• [Task goal]
Find every line in the data that contains the word "BARBARA". Return each of those lines.

Data extracted from a collection
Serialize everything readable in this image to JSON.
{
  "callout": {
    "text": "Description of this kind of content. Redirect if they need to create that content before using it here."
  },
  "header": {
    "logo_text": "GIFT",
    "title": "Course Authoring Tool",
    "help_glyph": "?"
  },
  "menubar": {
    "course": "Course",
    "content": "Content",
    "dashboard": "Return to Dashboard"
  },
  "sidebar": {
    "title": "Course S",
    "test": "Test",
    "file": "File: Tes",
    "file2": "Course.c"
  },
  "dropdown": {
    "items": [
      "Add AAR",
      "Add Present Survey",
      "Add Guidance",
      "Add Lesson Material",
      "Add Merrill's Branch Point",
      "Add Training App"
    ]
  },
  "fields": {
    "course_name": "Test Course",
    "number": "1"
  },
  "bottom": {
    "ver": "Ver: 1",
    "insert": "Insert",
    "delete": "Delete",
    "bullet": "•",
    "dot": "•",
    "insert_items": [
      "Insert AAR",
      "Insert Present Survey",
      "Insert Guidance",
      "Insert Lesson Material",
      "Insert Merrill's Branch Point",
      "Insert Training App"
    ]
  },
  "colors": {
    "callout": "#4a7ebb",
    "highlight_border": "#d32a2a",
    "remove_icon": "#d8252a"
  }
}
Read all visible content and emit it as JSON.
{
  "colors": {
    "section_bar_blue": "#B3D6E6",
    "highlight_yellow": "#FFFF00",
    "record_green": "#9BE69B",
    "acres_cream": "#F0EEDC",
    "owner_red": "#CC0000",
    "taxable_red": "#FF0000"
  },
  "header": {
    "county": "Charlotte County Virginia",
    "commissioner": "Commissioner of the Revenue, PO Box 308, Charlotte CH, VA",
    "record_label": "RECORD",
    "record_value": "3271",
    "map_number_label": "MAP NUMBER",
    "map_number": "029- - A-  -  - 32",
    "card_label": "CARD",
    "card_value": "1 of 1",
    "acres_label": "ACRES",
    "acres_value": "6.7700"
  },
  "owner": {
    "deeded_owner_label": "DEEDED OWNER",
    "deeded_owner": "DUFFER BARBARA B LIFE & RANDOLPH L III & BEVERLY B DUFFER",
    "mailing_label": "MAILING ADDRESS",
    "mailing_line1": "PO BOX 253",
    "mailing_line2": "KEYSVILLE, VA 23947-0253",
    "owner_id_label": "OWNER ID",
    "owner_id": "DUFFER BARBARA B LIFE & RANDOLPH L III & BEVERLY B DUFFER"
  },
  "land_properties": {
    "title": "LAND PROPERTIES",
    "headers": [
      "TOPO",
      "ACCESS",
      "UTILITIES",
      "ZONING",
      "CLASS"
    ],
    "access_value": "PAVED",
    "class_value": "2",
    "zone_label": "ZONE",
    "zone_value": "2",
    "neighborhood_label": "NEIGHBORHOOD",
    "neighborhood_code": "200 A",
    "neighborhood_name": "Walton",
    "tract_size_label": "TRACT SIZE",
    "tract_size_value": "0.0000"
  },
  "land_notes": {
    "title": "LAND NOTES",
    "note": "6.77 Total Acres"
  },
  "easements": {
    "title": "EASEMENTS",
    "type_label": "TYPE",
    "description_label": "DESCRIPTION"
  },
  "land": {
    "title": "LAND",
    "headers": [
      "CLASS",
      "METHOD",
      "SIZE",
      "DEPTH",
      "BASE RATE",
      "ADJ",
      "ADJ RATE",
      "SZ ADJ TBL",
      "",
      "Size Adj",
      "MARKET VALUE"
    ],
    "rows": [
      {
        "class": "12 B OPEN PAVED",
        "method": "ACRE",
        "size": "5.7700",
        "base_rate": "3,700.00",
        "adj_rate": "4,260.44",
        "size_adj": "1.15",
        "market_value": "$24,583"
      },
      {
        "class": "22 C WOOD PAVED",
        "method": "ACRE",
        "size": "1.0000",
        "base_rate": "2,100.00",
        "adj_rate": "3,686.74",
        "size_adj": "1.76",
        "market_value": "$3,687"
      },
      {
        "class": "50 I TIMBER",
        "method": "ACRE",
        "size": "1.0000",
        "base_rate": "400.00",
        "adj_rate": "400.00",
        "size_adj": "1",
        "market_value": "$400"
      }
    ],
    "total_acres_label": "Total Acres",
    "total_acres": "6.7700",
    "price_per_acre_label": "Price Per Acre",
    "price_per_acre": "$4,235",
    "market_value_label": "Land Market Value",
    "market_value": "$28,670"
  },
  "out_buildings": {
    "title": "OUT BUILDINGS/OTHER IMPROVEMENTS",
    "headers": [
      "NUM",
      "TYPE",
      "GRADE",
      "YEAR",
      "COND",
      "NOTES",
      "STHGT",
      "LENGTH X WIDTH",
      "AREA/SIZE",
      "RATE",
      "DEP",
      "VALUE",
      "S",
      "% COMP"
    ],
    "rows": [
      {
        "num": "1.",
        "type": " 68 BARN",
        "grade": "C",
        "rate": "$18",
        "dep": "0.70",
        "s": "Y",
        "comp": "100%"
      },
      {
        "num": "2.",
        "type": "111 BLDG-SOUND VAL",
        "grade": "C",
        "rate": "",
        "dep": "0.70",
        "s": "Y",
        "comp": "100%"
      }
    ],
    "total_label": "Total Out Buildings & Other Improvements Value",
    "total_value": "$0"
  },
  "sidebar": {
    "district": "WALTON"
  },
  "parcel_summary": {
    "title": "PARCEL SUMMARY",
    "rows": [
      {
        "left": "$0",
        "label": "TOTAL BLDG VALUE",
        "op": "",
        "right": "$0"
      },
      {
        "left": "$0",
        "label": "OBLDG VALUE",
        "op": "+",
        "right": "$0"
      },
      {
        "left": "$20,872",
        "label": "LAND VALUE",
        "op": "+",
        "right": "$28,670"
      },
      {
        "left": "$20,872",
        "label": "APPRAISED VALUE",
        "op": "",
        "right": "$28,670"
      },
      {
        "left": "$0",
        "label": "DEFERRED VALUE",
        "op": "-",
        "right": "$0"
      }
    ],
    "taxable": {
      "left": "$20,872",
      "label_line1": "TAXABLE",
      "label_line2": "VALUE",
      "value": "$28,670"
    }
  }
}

• [Task answer]
    "deeded_owner": "DUFFER BARBARA B LIFE & RANDOLPH L III & BEVERLY B DUFFER",
    "owner_id": "DUFFER BARBARA B LIFE & RANDOLPH L III & BEVERLY B DUFFER"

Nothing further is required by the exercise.